Consider the following typical scenario: Creditor provides goods or services to Alpha Corporation on credit. Alpha Corp. fails to pay. Between the time of nonpayment and the time it takes Creditor to commence collection of the debt, Alpha Corp. is no more – Alpha has either been sold to another business (say, Beta Corporation), or liquidated and dissolved. Sometimes this is the end of the road for Creditor. But more often than not, Beta Corp. is simply Alpha Corp. operating under a different name.
In such instances, there are several ways for Creditor to knife through this corporate maneuvering and enforce its rights to repayment.
When the CEO of Alpha decides to sell the business to Beta, it is not uncommon for Alpha’s CEO to protect him or herself from liability by negotiating an agreement by which Beta agrees to assume the debts and obligations of Alpha, and hold Alpha’s CEO harmless of any risks associated with the former business. In such cases, all Creditor needs to do is to obtain a copy of the Buy/Sell agreement (accomplished through simple legal discovery). If the Buy/Sell agreement shows Beta agreed to assume the obligations of Alpha, Beta is liable to Creditor.
Even if Alpha’s Buy/Sell agreement does not include an agreement of assumption, Creditor may still have a right to demand satisfaction from Beta.
Under the doctrine of De Facto Merger, Creditor can successfully pursue repayment from Beta if Creditor can establish just two of the following four factors: i) Beta is the continuation of Alpha – this can be demonstrated by showing the physical location, operation, management, employees, or clients have not changed (or are substantially similar) throughout the acquisition of Alpha by Beta; ii) There is a “continuity of shareholders” – meaning the ownership of Alpha and Beta are the same or substantially similar; iii) There is a “cessation of operation” – meaning Alpha quickly ceases operations after the sale; or iv) There is an “assumption of obligations” – meaning Beta acquired all the obligations needed to run the business, such as clients, contractors, vendors, leases, assets (including phone numbers, websites, or intellectual property).
In addition to the two tests above, Beta can be held liable to Alpha’s creditors if Creditor can establish Beta is a “mere continuation” of Alpha.

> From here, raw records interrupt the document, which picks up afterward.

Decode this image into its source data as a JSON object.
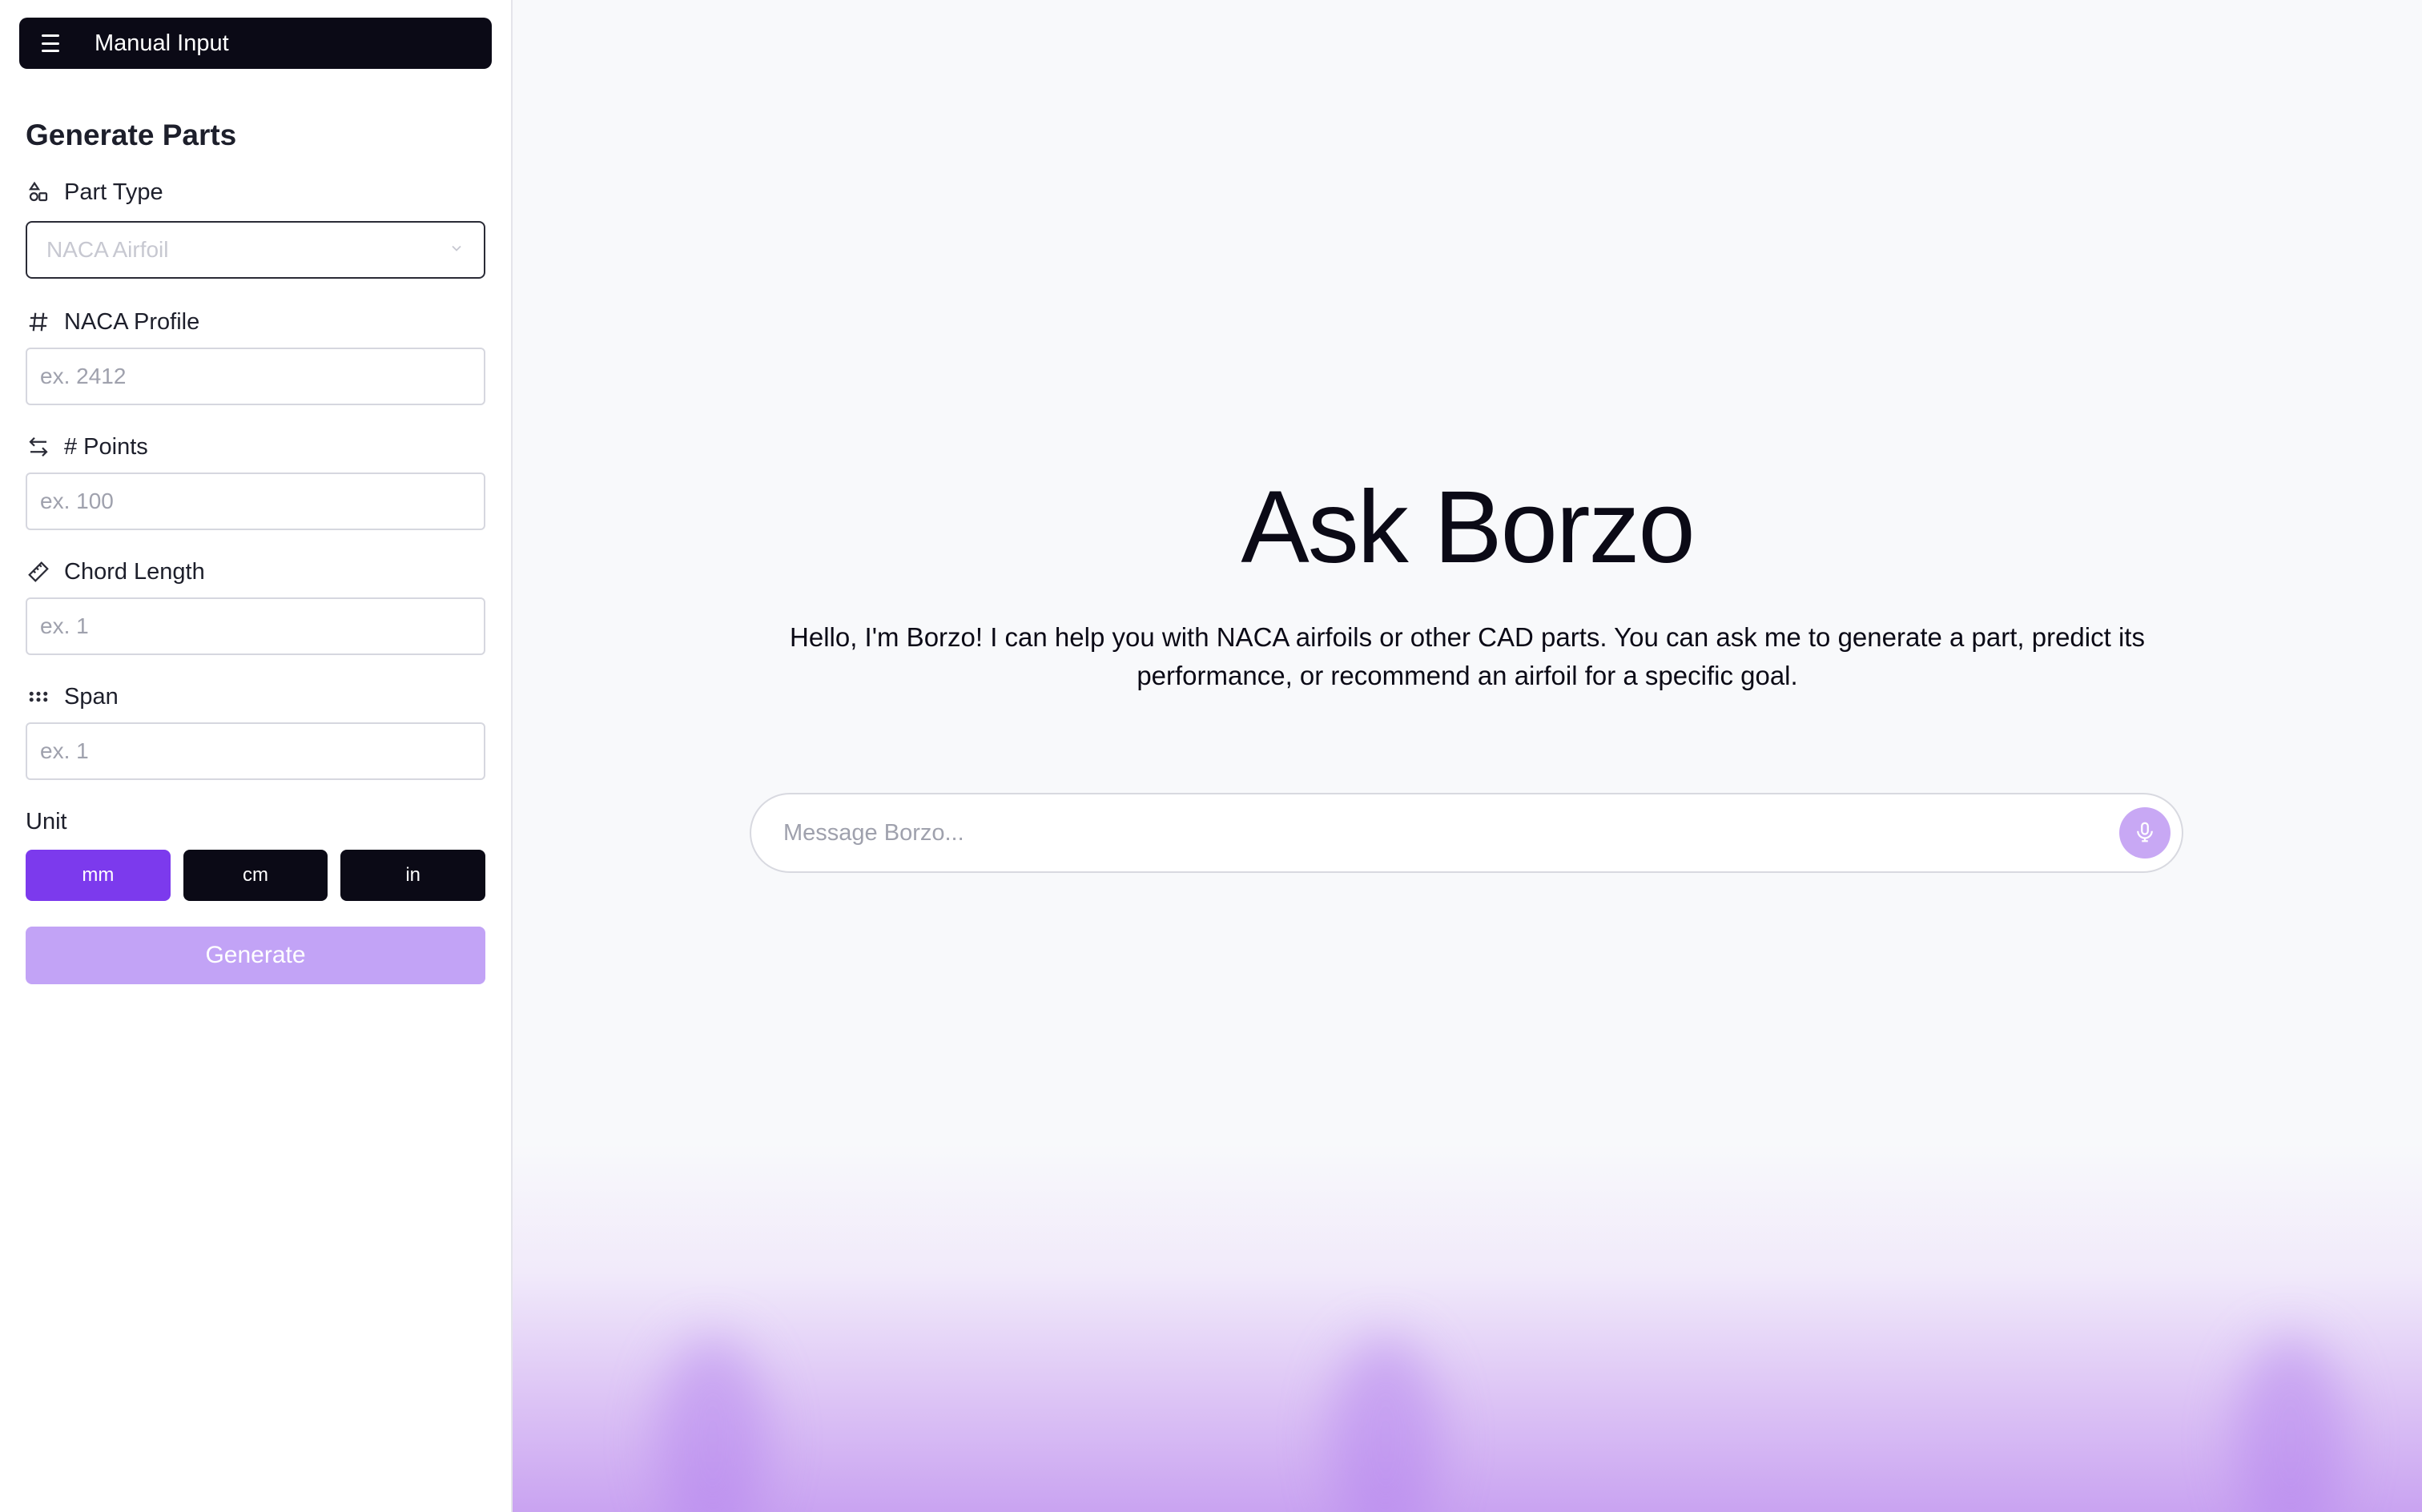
{
  "sidebar": {
    "topbar": {
      "title": "Manual Input",
      "icon": "hamburger-menu-icon"
    },
    "section_title": "Generate Parts",
    "part_type": {
      "label": "Part Type",
      "icon": "shapes-icon",
      "value": "NACA Airfoil"
    },
    "naca_profile": {
      "label": "NACA Profile",
      "icon": "hash-icon",
      "placeholder": "ex. 2412"
    },
    "points": {
      "label": "# Points",
      "icon": "swap-arrows-icon",
      "placeholder": "ex. 100"
    },
    "chord_length": {
      "label": "Chord Length",
      "icon": "ruler-icon",
      "placeholder": "ex. 1"
    },
    "span": {
      "label": "Span",
      "icon": "dots-grid-icon",
      "placeholder": "ex. 1"
    },
    "unit": {
      "label": "Unit",
      "options": [
        "mm",
        "cm",
        "in"
      ],
      "selected": "mm"
    },
    "generate_label": "Generate"
  },
  "main": {
    "title": "Ask Borzo",
    "subtitle": "Hello, I'm Borzo! I can help you with NACA airfoils or other CAD parts. You can ask me to generate a part, predict its performance, or recommend an airfoil for a specific goal.",
    "chat": {
      "placeholder": "Message Borzo...",
      "mic_icon": "microphone-icon"
    }
  },
  "colors": {
    "accent": "#7c3aed",
    "accent_light": "#c2a3f6",
    "dark": "#0b0a16"
  }
}
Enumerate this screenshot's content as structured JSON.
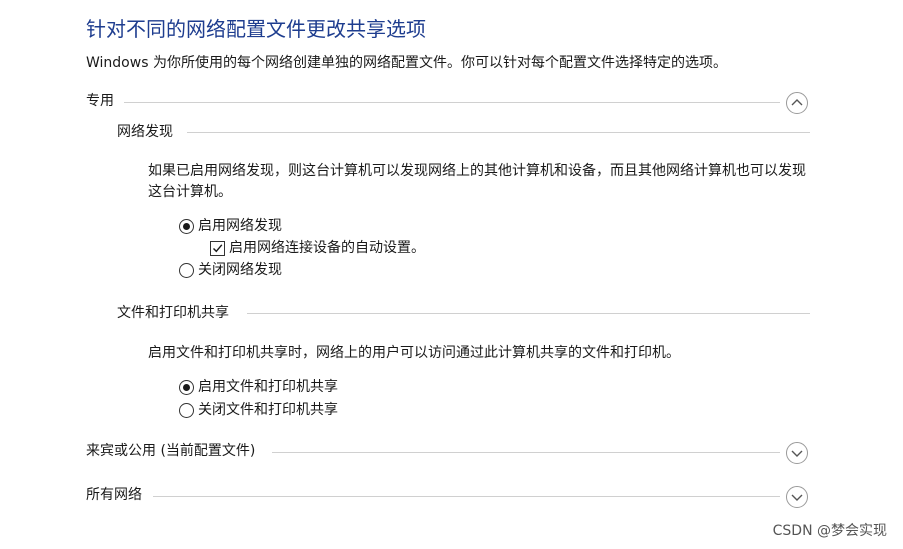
{
  "page": {
    "title": "针对不同的网络配置文件更改共享选项",
    "description": "Windows 为你所使用的每个网络创建单独的网络配置文件。你可以针对每个配置文件选择特定的选项。"
  },
  "profiles": {
    "private": {
      "label": "专用",
      "expanded": true,
      "network_discovery": {
        "heading": "网络发现",
        "description": "如果已启用网络发现，则这台计算机可以发现网络上的其他计算机和设备，而且其他网络计算机也可以发现这台计算机。",
        "enable_label": "启用网络发现",
        "auto_setup_label": "启用网络连接设备的自动设置。",
        "disable_label": "关闭网络发现",
        "selected": "enable",
        "auto_setup_checked": true
      },
      "file_printer_sharing": {
        "heading": "文件和打印机共享",
        "description": "启用文件和打印机共享时，网络上的用户可以访问通过此计算机共享的文件和打印机。",
        "enable_label": "启用文件和打印机共享",
        "disable_label": "关闭文件和打印机共享",
        "selected": "enable"
      }
    },
    "guest_public": {
      "label": "来宾或公用 (当前配置文件)",
      "expanded": false
    },
    "all_networks": {
      "label": "所有网络",
      "expanded": false
    }
  },
  "watermark": "CSDN @梦会实现",
  "icons": {
    "expanded": "chevron-up-icon",
    "collapsed": "chevron-down-icon",
    "checkmark": "checkmark-icon"
  },
  "colors": {
    "title": "#1e3d8f",
    "divider": "#d0d0d0",
    "text": "#1a1a1a"
  }
}
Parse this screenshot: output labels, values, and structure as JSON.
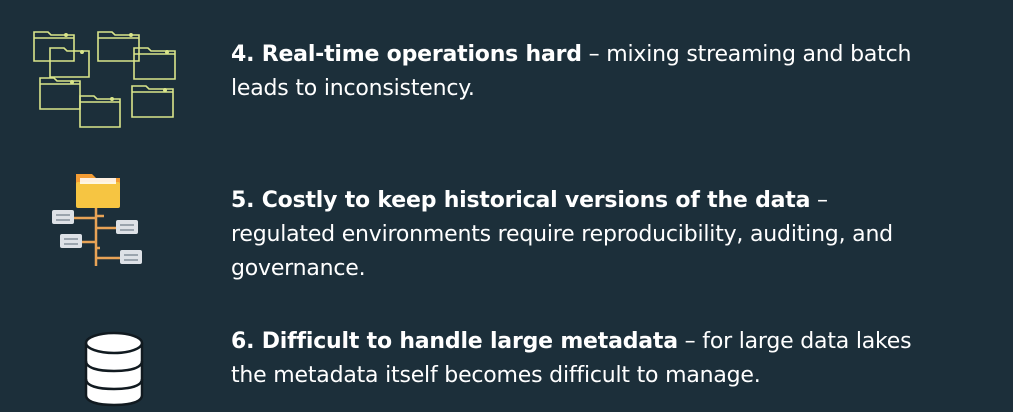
{
  "items": [
    {
      "icon": "folders-outline-icon",
      "title": "4. Real-time operations hard",
      "separator": " – ",
      "description": "mixing streaming and batch leads to inconsistency."
    },
    {
      "icon": "folder-tree-icon",
      "title": "5. Costly to keep historical versions of the data",
      "separator": " – ",
      "description": "regulated environments require reproducibility, auditing, and governance."
    },
    {
      "icon": "database-icon",
      "title": "6. Difficult to handle large metadata",
      "separator": " – ",
      "description": "for large data lakes the metadata itself becomes difficult to manage."
    }
  ],
  "colors": {
    "background": "#1c2f3a",
    "folder_outline": "#d9e58a",
    "folder_yellow": "#f6c542",
    "folder_orange": "#f39c34",
    "tree_line": "#e8a356",
    "box_gray": "#dde1e6",
    "text": "#ffffff"
  }
}
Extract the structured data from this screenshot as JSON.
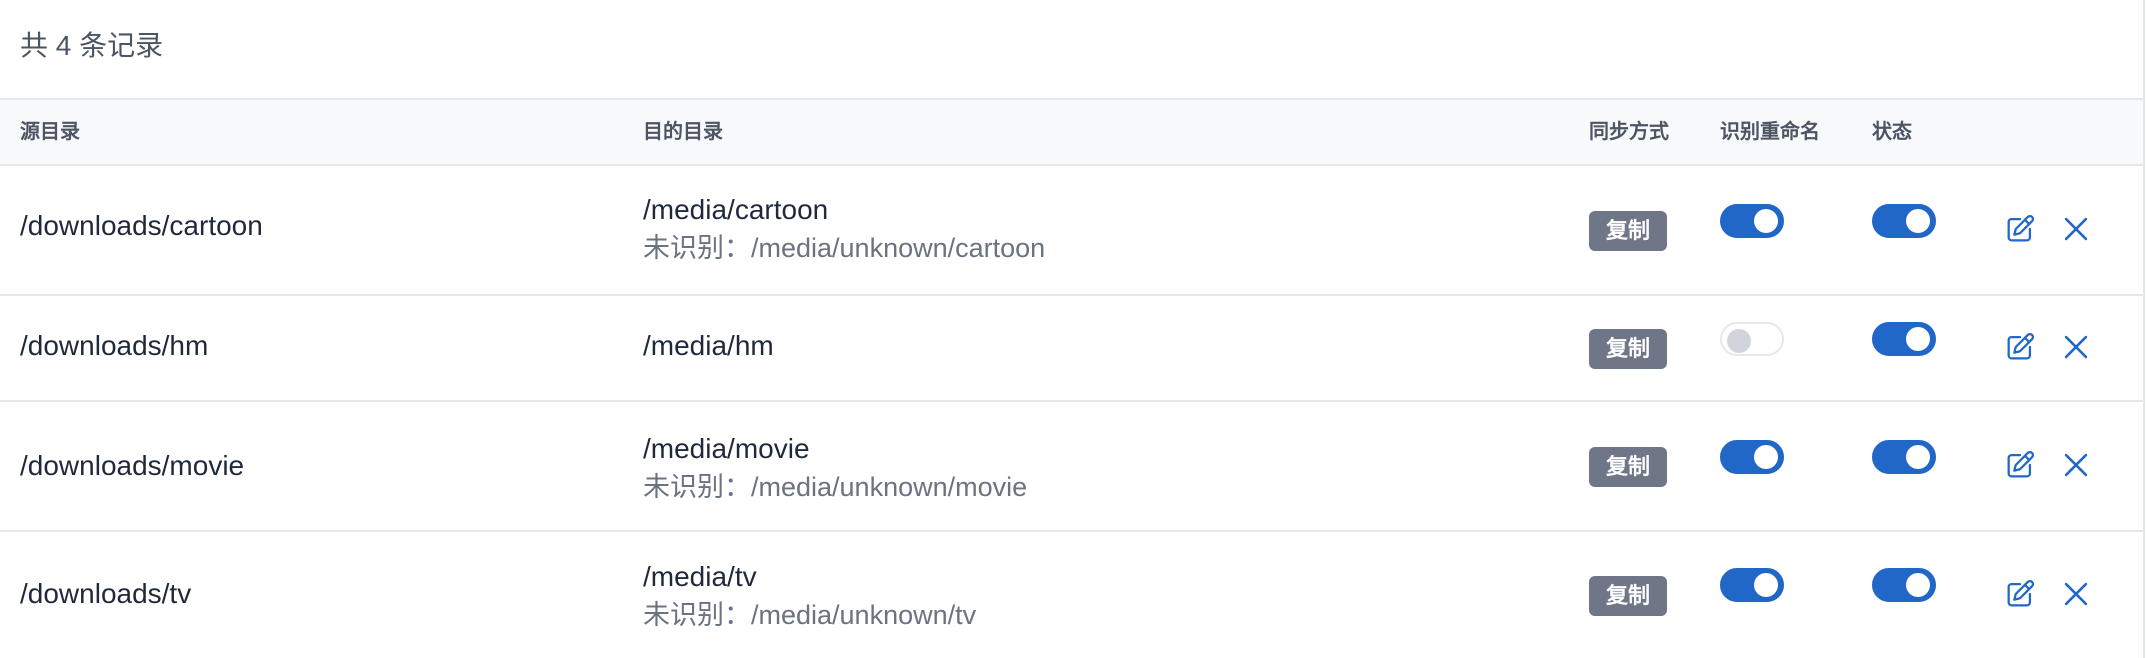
{
  "record_count": "共 4 条记录",
  "table": {
    "headers": {
      "source": "源目录",
      "target": "目的目录",
      "sync_mode": "同步方式",
      "rename": "识别重命名",
      "status": "状态"
    },
    "rows": [
      {
        "source": "/downloads/cartoon",
        "target": "/media/cartoon",
        "unknown": "未识别：/media/unknown/cartoon",
        "mode": "复制",
        "rename_on": true,
        "status_on": true
      },
      {
        "source": "/downloads/hm",
        "target": "/media/hm",
        "unknown": "",
        "mode": "复制",
        "rename_on": false,
        "status_on": true
      },
      {
        "source": "/downloads/movie",
        "target": "/media/movie",
        "unknown": "未识别：/media/unknown/movie",
        "mode": "复制",
        "rename_on": true,
        "status_on": true
      },
      {
        "source": "/downloads/tv",
        "target": "/media/tv",
        "unknown": "未识别：/media/unknown/tv",
        "mode": "复制",
        "rename_on": true,
        "status_on": true
      }
    ]
  },
  "icons": {
    "edit": "edit-icon",
    "delete": "close-icon"
  },
  "colors": {
    "accent": "#2067c7",
    "badge": "#6e7687",
    "header_bg": "#f8f9fb"
  }
}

In order to meet this burden, Creditor must show:
i) Only one of the two businesses remains after the transfer of assets from Alpha to Beta; and ii) There is a commonality of stocks, stockholders, or directors between Alpha and Beta.
This burden is often met if the owner of the former business maintains ownership in the succeeding business.
Lastly, Creditor can pursue and prevail against Beta if Creditor can show that the sale of Alpha was for done for the purpose of helping Alpha escape its obligations to Creditor. Fraudulent Transfer can be proved (among other ways) by establishing that Alpha’s owners were given ownership interest in Beta in exchange for the assets of the former company.
In short, California law provides multiple avenues for suppliers and creditors to collect from business that are defunct, dissolved, reorganized, or sold to other businesses. Just because the business you sold to no longer exists in its original form does not mean you cannot demand payment for goods and services rendered. Don’t be swayed by a change in the name – stay in the game, and turn a write-off into revenue.